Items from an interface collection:
* * *

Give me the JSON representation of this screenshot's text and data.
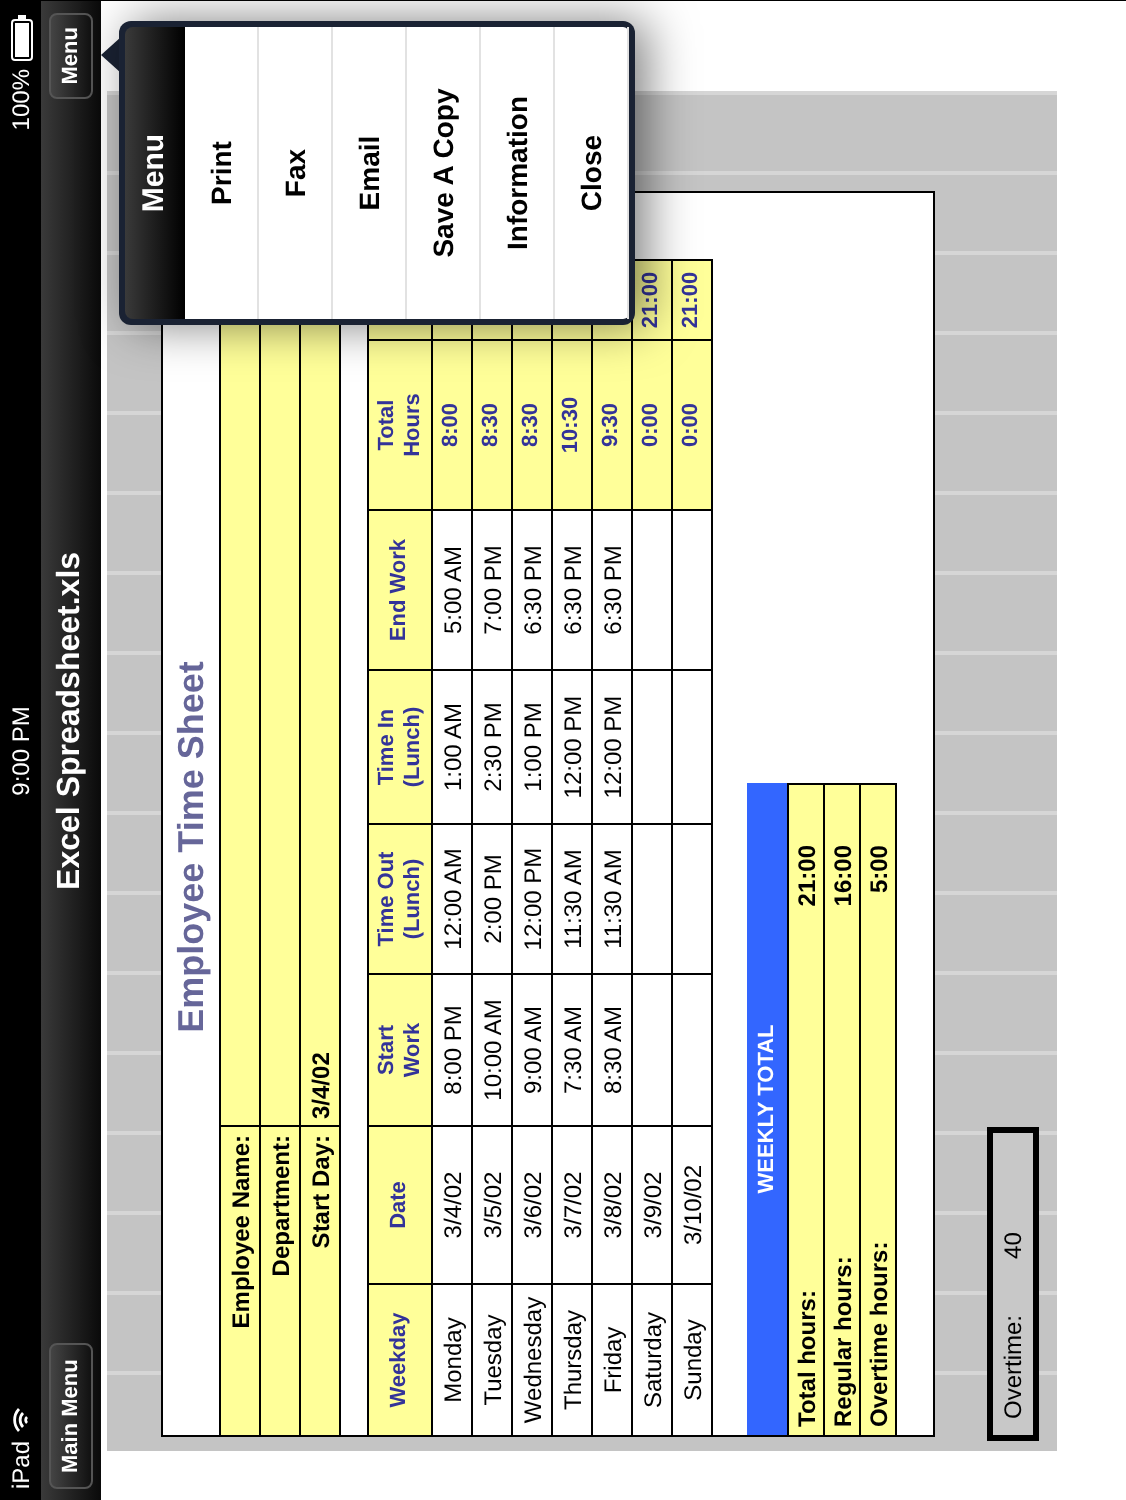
{
  "status_bar": {
    "device": "iPad",
    "time": "9:00 PM",
    "battery": "100%"
  },
  "nav_bar": {
    "back_button": "Main Menu",
    "title": "Excel Spreadsheet.xls",
    "menu_button": "Menu"
  },
  "sheet": {
    "title": "Employee Time Sheet",
    "fields": [
      {
        "label": "Employee Name:"
      },
      {
        "label": "Department:"
      },
      {
        "label": "Start Day:",
        "value": "3/4/02"
      }
    ],
    "columns": [
      "Weekday",
      "Date",
      "Start Work",
      "Time Out (Lunch)",
      "Time In (Lunch)",
      "End Work",
      "Total Hours"
    ],
    "rows": [
      {
        "weekday": "Monday",
        "date": "3/4/02",
        "start_work": "8:00 PM",
        "time_out": "12:00 AM",
        "time_in": "1:00 AM",
        "end_work": "5:00 AM",
        "total_hours": "8:00"
      },
      {
        "weekday": "Tuesday",
        "date": "3/5/02",
        "start_work": "10:00 AM",
        "time_out": "2:00 PM",
        "time_in": "2:30 PM",
        "end_work": "7:00 PM",
        "total_hours": "8:30"
      },
      {
        "weekday": "Wednesday",
        "date": "3/6/02",
        "start_work": "9:00 AM",
        "time_out": "12:00 PM",
        "time_in": "1:00 PM",
        "end_work": "6:30 PM",
        "total_hours": "8:30"
      },
      {
        "weekday": "Thursday",
        "date": "3/7/02",
        "start_work": "7:30 AM",
        "time_out": "11:30 AM",
        "time_in": "12:00 PM",
        "end_work": "6:30 PM",
        "total_hours": "10:30"
      },
      {
        "weekday": "Friday",
        "date": "3/8/02",
        "start_work": "8:30 AM",
        "time_out": "11:30 AM",
        "time_in": "12:00 PM",
        "end_work": "6:30 PM",
        "total_hours": "9:30"
      },
      {
        "weekday": "Saturday",
        "date": "3/9/02",
        "total_hours": "0:00",
        "column_8": "21:00"
      },
      {
        "weekday": "Sunday",
        "date": "3/10/02",
        "total_hours": "0:00",
        "column_8": "21:00"
      }
    ],
    "weekly_total": {
      "title": "WEEKLY TOTAL",
      "rows": [
        {
          "label": "Total hours:",
          "value": "21:00"
        },
        {
          "label": "Regular hours:",
          "value": "16:00"
        },
        {
          "label": "Overtime hours:",
          "value": "5:00"
        }
      ]
    }
  },
  "overtime": {
    "label": "Overtime:",
    "value": "40"
  },
  "popover": {
    "title": "Menu",
    "items": [
      "Print",
      "Fax",
      "Email",
      "Save A Copy",
      "Information",
      "Close"
    ]
  }
}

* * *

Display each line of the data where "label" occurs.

# [TASK RESULT]
        "label": "Employee Name:"
        "label": "Department:"
        "label": "Start Day:",
          "label": "Total hours:",
          "label": "Regular hours:",
          "label": "Overtime hours:",
    "label": "Overtime:",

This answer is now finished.